Lauren Alwan’s stories and essays have appeared or are forthcoming in The Southern Review, Zyzzyva, Bellevue Literary Review, StoryQuarterly, Alaska Quarterly Review, Northwest Review of Books, Sycamore Review, The Rumpus, and The Millions. She is the recipient of the Bellevue Literary Review’s Goldenberg Prize for Fiction and named a finalist for the Sycamore Review’s Wabash Fiction Prize and Glimmer Train’s Fiction Open. She is a staff contributor at LitStack, a literary news and reviews site, and holds degrees from the San Francisco Art Institute and the Warren Wilson Program for Writers. She lives in Northern California. Learn more about her creative and editorial work here.
Lindsey Griffin hails from the Chicago area and holds an MFA from the University of Miami. Her fiction has appeared, or is forthcoming, in Epiphany, Image, Saw Palm, Sou’wester, Midwest Review, and other journals. She currently resides in Denver, Colorado where she is a member of the Lighthouse Writers Workshop.
Ann Beman, nonfiction editor of The Los Angeles Review, has been writing a book about thumbs forever. Or at least since she earned her MFA from the Whidbey Writers Workshop. Her work has appeared in DIAGRAM, The Literary Review, Bombay Gin, Stone’s Throw, and Canoe Journal, among others. She lives in California’s Sierra Nevada with her husband and two whatchamaterriers in Kernville, on the Kern River, in Kern County. Cue the banjoes.
Ashia H. Lane lives in a small city of 9,000 on an island in southeast Alaska, where she runs an indie bookstore. She holds an MFA from the Northwest Institute of Literary Arts, and has collaborated as an editor for literary journals Soundings Review and Tidal Echoes. Her work has appeared in Pank, Soundings Review, and Tidal Echoes. She has also worked as a blogger, an independent editor, and some other writerly things, but mostly she just wants to read good books and hang out with her dog named Turkey.
Art & Photography Editor
Amy Wilder is a features writer, artist, critic and poet from Missouri. She earned a degree in visual culture and wrote freelance art criticism for six years before pursuing writing as a full-time gig two years ago. Since then she’s received two consecutive awards from the Associated Press Media Editors, her poem “Collapse” was selected as a finalist in the 2013 William Faulkner-William Wisdom writing competition, and in 2014 she was selected to participate as a writer and collaborator in the second annual open studio residency at Haystack Mountain School of Crafts in Deer Isle, Maine.
John McCarthy is the author of Ghost County (MG Press, 2016).His work has appeared or is forthcoming in Best New Poets 2015, Copper Nickel, The Minnesota Review, New South, Redivider, and Salamander. He is the 2016 winner of The Pinch Literary Award in Poetry.
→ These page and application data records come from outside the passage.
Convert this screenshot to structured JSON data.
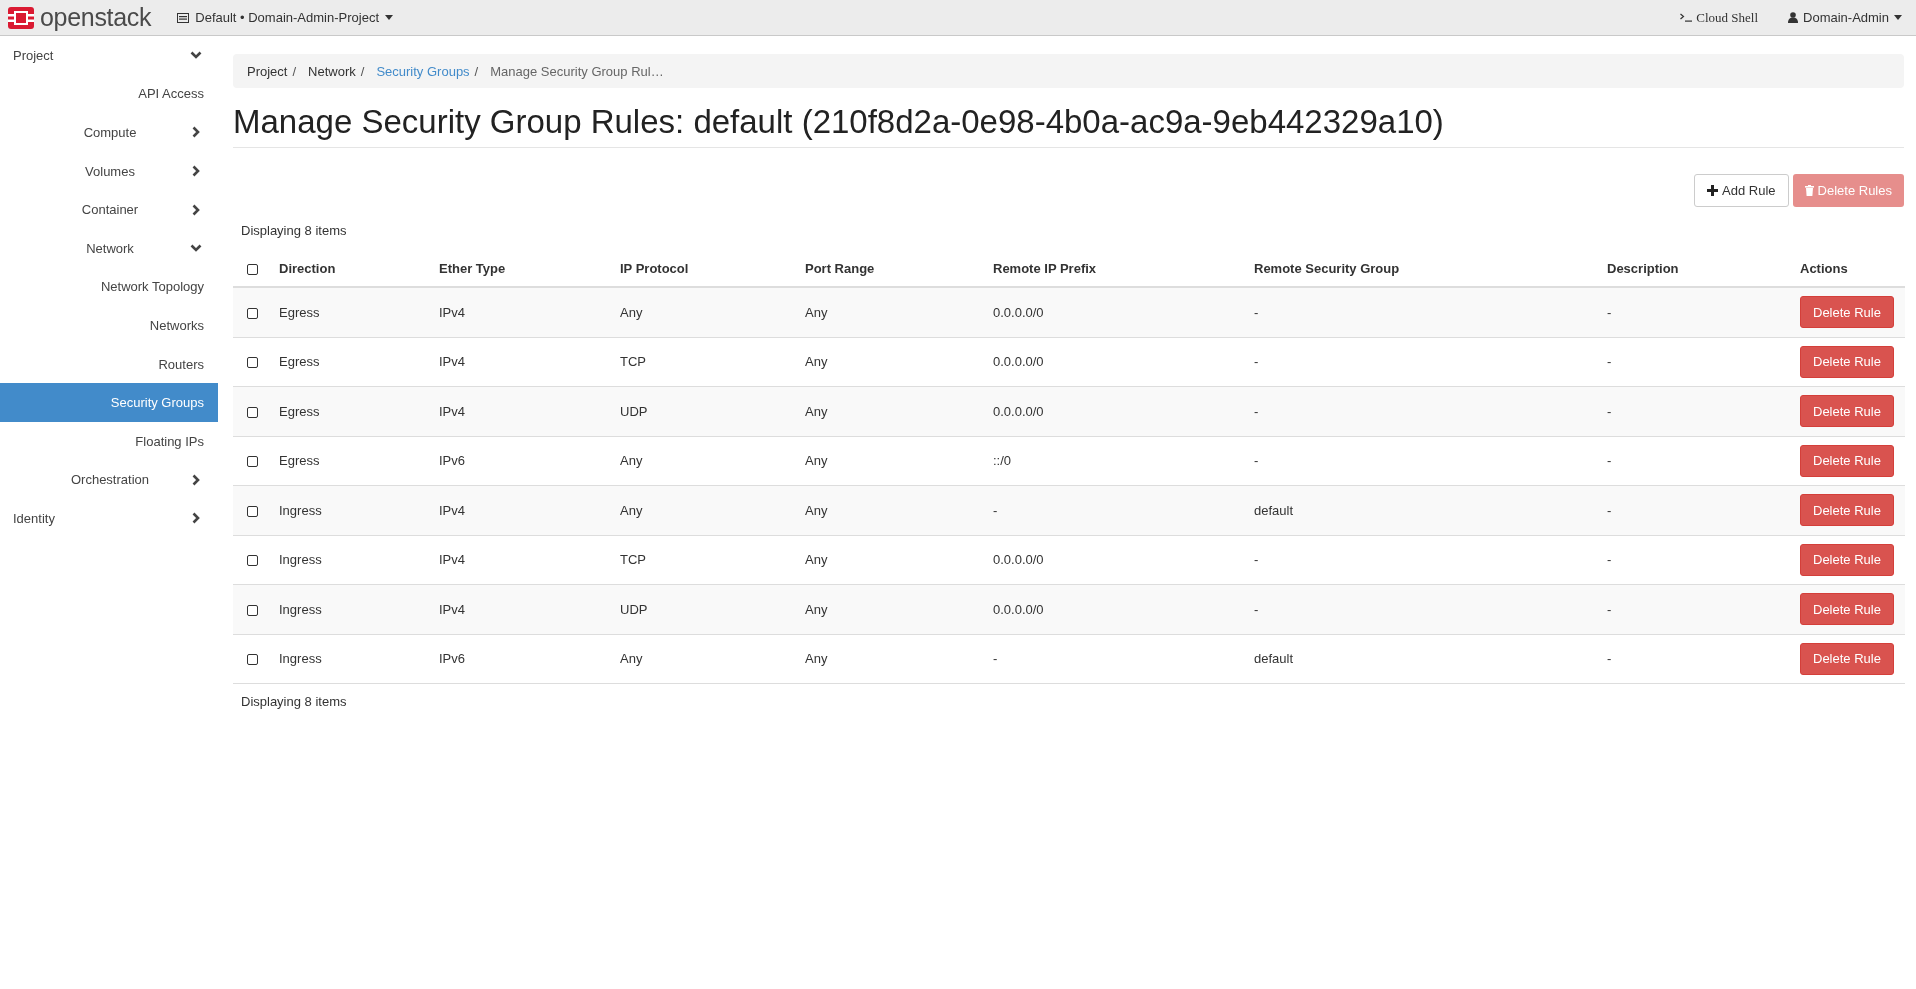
{
  "topbar": {
    "brand": "openstack",
    "project_selector": "Default • Domain-Admin-Project",
    "cloud_shell": "Cloud Shell",
    "user_menu": "Domain-Admin"
  },
  "sidebar": {
    "items": [
      {
        "label": "Project",
        "kind": "group",
        "expanded": true,
        "selected": false,
        "children": [
          {
            "label": "API Access",
            "kind": "item",
            "selected": false
          },
          {
            "label": "Compute",
            "kind": "group",
            "expanded": false,
            "selected": false
          },
          {
            "label": "Volumes",
            "kind": "group",
            "expanded": false,
            "selected": false
          },
          {
            "label": "Container",
            "kind": "group",
            "expanded": false,
            "selected": false
          },
          {
            "label": "Network",
            "kind": "group",
            "expanded": true,
            "selected": false,
            "children": [
              {
                "label": "Network Topology",
                "kind": "item",
                "selected": false
              },
              {
                "label": "Networks",
                "kind": "item",
                "selected": false
              },
              {
                "label": "Routers",
                "kind": "item",
                "selected": false
              },
              {
                "label": "Security Groups",
                "kind": "item",
                "selected": true
              },
              {
                "label": "Floating IPs",
                "kind": "item",
                "selected": false
              }
            ]
          },
          {
            "label": "Orchestration",
            "kind": "group",
            "expanded": false,
            "selected": false
          }
        ]
      },
      {
        "label": "Identity",
        "kind": "group",
        "expanded": false,
        "selected": false
      }
    ]
  },
  "breadcrumb_separator": "/",
  "breadcrumb": [
    {
      "label": "Project",
      "kind": "text"
    },
    {
      "label": "Network",
      "kind": "text"
    },
    {
      "label": "Security Groups",
      "kind": "link"
    },
    {
      "label": "Manage Security Group Rul…",
      "kind": "current"
    }
  ],
  "page_title": "Manage Security Group Rules: default (210f8d2a-0e98-4b0a-ac9a-9eb442329a10)",
  "actions": [
    {
      "label": "Add Rule",
      "kind": "add",
      "disabled": false
    },
    {
      "label": "Delete Rules",
      "kind": "delete",
      "disabled": true
    }
  ],
  "table": {
    "count_top": "Displaying 8 items",
    "count_bottom": "Displaying 8 items",
    "select_all_checked": false,
    "columns": [
      "Direction",
      "Ether Type",
      "IP Protocol",
      "Port Range",
      "Remote IP Prefix",
      "Remote Security Group",
      "Description",
      "Actions"
    ],
    "rows": [
      {
        "checked": false,
        "cells": [
          "Egress",
          "IPv4",
          "Any",
          "Any",
          "0.0.0.0/0",
          "-",
          "-"
        ],
        "action": "Delete Rule"
      },
      {
        "checked": false,
        "cells": [
          "Egress",
          "IPv4",
          "TCP",
          "Any",
          "0.0.0.0/0",
          "-",
          "-"
        ],
        "action": "Delete Rule"
      },
      {
        "checked": false,
        "cells": [
          "Egress",
          "IPv4",
          "UDP",
          "Any",
          "0.0.0.0/0",
          "-",
          "-"
        ],
        "action": "Delete Rule"
      },
      {
        "checked": false,
        "cells": [
          "Egress",
          "IPv6",
          "Any",
          "Any",
          "::/0",
          "-",
          "-"
        ],
        "action": "Delete Rule"
      },
      {
        "checked": false,
        "cells": [
          "Ingress",
          "IPv4",
          "Any",
          "Any",
          "-",
          "default",
          "-"
        ],
        "action": "Delete Rule"
      },
      {
        "checked": false,
        "cells": [
          "Ingress",
          "IPv4",
          "TCP",
          "Any",
          "0.0.0.0/0",
          "-",
          "-"
        ],
        "action": "Delete Rule"
      },
      {
        "checked": false,
        "cells": [
          "Ingress",
          "IPv4",
          "UDP",
          "Any",
          "0.0.0.0/0",
          "-",
          "-"
        ],
        "action": "Delete Rule"
      },
      {
        "checked": false,
        "cells": [
          "Ingress",
          "IPv6",
          "Any",
          "Any",
          "-",
          "default",
          "-"
        ],
        "action": "Delete Rule"
      }
    ]
  }
}
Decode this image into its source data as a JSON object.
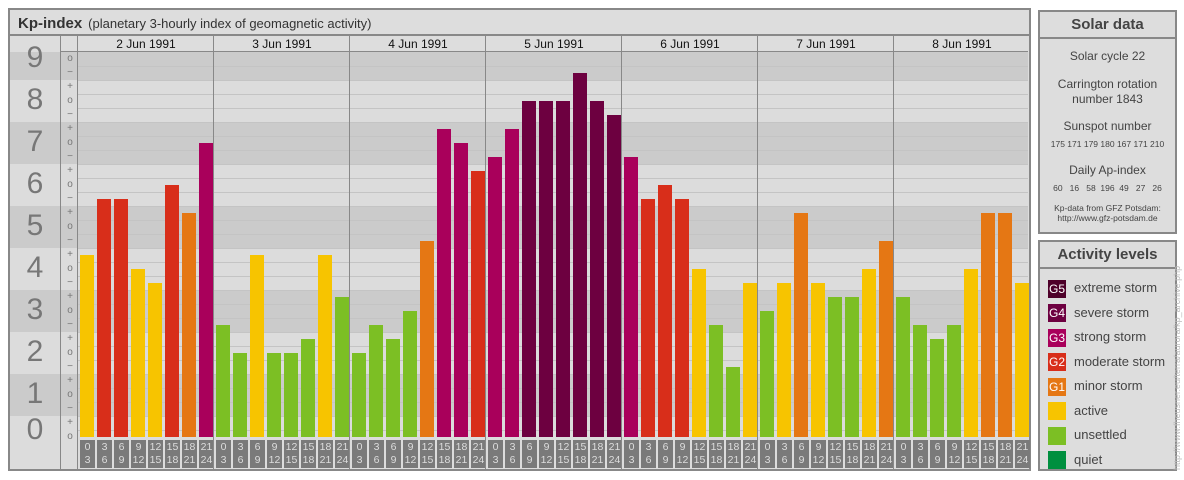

John edited the anthology [Ex]tinguished & [Ex]tinct (Twelve Winters Press, 2014). He currently lives in Carbondale, Illinois where he is a MFA candidate at Southern Illinois University.
Cal Freeman was born and raised in Detroit, MI. He is the author of the books Brother Of Leaving (Marick Press) and Fight Songs (Eyewear Publishing). His writing has appeared in many journals including New Orleans Review, Passages North, The Journal, Commonweal, Drunken Boat, and The Poetry Review. He is a recipient of The Devine Poetry Fellowship (judged by Terrance Hayes); he has also been nominated for multiple Pushcart Prizes in both poetry and creative nonfiction. He regularly reviews collections of poetry for the radio program Stateside on Michigan Public Radio. He is the lead singer and chief songwriter of the Detroit-based Americana group The Codgers.